▶ [WHAT YOU NEED TO DO]: Restate the entries below without a single change.

▶ [TASK DATA]:
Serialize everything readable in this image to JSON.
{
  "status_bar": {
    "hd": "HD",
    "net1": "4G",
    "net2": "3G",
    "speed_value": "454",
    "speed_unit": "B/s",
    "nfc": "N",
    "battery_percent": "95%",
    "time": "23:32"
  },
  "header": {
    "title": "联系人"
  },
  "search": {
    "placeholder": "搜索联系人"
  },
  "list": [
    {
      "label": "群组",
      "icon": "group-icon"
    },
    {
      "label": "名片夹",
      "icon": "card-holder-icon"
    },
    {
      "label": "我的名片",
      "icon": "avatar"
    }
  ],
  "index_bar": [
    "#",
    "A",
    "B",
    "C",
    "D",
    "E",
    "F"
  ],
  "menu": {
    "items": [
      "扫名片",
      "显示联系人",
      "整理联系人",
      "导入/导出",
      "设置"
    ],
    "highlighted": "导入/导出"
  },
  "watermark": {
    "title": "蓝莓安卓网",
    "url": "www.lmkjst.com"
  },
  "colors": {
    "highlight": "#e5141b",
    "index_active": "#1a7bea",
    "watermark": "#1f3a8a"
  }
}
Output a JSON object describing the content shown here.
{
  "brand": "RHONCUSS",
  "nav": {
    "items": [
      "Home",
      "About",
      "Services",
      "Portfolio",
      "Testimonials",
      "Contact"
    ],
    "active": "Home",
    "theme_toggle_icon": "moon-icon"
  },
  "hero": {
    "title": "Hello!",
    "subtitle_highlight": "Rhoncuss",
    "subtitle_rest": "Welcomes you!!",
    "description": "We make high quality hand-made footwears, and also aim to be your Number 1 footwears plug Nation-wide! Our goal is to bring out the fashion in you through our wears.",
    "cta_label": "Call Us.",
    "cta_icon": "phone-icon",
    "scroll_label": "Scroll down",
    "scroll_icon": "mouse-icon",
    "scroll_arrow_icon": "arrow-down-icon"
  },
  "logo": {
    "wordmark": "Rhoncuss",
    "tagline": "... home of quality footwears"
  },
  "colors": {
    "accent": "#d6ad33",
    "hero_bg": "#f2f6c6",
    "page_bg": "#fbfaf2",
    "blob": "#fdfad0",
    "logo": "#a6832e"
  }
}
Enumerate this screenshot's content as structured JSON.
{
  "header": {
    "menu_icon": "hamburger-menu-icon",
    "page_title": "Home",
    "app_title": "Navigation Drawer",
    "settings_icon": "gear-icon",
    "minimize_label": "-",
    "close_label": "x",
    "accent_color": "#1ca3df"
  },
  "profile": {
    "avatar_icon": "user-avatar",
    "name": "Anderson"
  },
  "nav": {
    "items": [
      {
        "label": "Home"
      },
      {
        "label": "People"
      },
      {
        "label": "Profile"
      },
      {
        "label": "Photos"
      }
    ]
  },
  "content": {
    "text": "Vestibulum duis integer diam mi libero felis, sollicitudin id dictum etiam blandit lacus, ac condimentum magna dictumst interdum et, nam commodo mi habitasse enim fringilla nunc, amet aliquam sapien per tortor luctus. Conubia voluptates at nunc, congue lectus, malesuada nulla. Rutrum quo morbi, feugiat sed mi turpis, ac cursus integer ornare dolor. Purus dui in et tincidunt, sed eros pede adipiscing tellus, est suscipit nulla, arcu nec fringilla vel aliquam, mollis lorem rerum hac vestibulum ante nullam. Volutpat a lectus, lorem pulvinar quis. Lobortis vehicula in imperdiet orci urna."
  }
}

▶ [PROBLEM SOLUTION]:
Serialize everything readable in this image to JSON.
{
  "status_bar": {
    "hd": "HD",
    "net1": "4G",
    "net2": "3G",
    "speed_value": "454",
    "speed_unit": "B/s",
    "nfc": "N",
    "battery_percent": "95%",
    "time": "23:32"
  },
  "header": {
    "title": "联系人"
  },
  "search": {
    "placeholder": "搜索联系人"
  },
  "list": [
    {
      "label": "群组",
      "icon": "group-icon"
    },
    {
      "label": "名片夹",
      "icon": "card-holder-icon"
    },
    {
      "label": "我的名片",
      "icon": "avatar"
    }
  ],
  "index_bar": [
    "#",
    "A",
    "B",
    "C",
    "D",
    "E",
    "F"
  ],
  "menu": {
    "items": [
      "扫名片",
      "显示联系人",
      "整理联系人",
      "导入/导出",
      "设置"
    ],
    "highlighted": "导入/导出"
  },
  "watermark": {
    "title": "蓝莓安卓网",
    "url": "www.lmkjst.com"
  },
  "colors": {
    "highlight": "#e5141b",
    "index_active": "#1a7bea",
    "watermark": "#1f3a8a"
  }
}
Output a JSON object describing the content shown here.
{
  "brand": "RHONCUSS",
  "nav": {
    "items": [
      "Home",
      "About",
      "Services",
      "Portfolio",
      "Testimonials",
      "Contact"
    ],
    "active": "Home",
    "theme_toggle_icon": "moon-icon"
  },
  "hero": {
    "title": "Hello!",
    "subtitle_highlight": "Rhoncuss",
    "subtitle_rest": "Welcomes you!!",
    "description": "We make high quality hand-made footwears, and also aim to be your Number 1 footwears plug Nation-wide! Our goal is to bring out the fashion in you through our wears.",
    "cta_label": "Call Us.",
    "cta_icon": "phone-icon",
    "scroll_label": "Scroll down",
    "scroll_icon": "mouse-icon",
    "scroll_arrow_icon": "arrow-down-icon"
  },
  "logo": {
    "wordmark": "Rhoncuss",
    "tagline": "... home of quality footwears"
  },
  "colors": {
    "accent": "#d6ad33",
    "hero_bg": "#f2f6c6",
    "page_bg": "#fbfaf2",
    "blob": "#fdfad0",
    "logo": "#a6832e"
  }
}
Enumerate this screenshot's content as structured JSON.
{
  "header": {
    "menu_icon": "hamburger-menu-icon",
    "page_title": "Home",
    "app_title": "Navigation Drawer",
    "settings_icon": "gear-icon",
    "minimize_label": "-",
    "close_label": "x",
    "accent_color": "#1ca3df"
  },
  "profile": {
    "avatar_icon": "user-avatar",
    "name": "Anderson"
  },
  "nav": {
    "items": [
      {
        "label": "Home"
      },
      {
        "label": "People"
      },
      {
        "label": "Profile"
      },
      {
        "label": "Photos"
      }
    ]
  },
  "content": {
    "text": "Vestibulum duis integer diam mi libero felis, sollicitudin id dictum etiam blandit lacus, ac condimentum magna dictumst interdum et, nam commodo mi habitasse enim fringilla nunc, amet aliquam sapien per tortor luctus. Conubia voluptates at nunc, congue lectus, malesuada nulla. Rutrum quo morbi, feugiat sed mi turpis, ac cursus integer ornare dolor. Purus dui in et tincidunt, sed eros pede adipiscing tellus, est suscipit nulla, arcu nec fringilla vel aliquam, mollis lorem rerum hac vestibulum ante nullam. Volutpat a lectus, lorem pulvinar quis. Lobortis vehicula in imperdiet orci urna."
  }
}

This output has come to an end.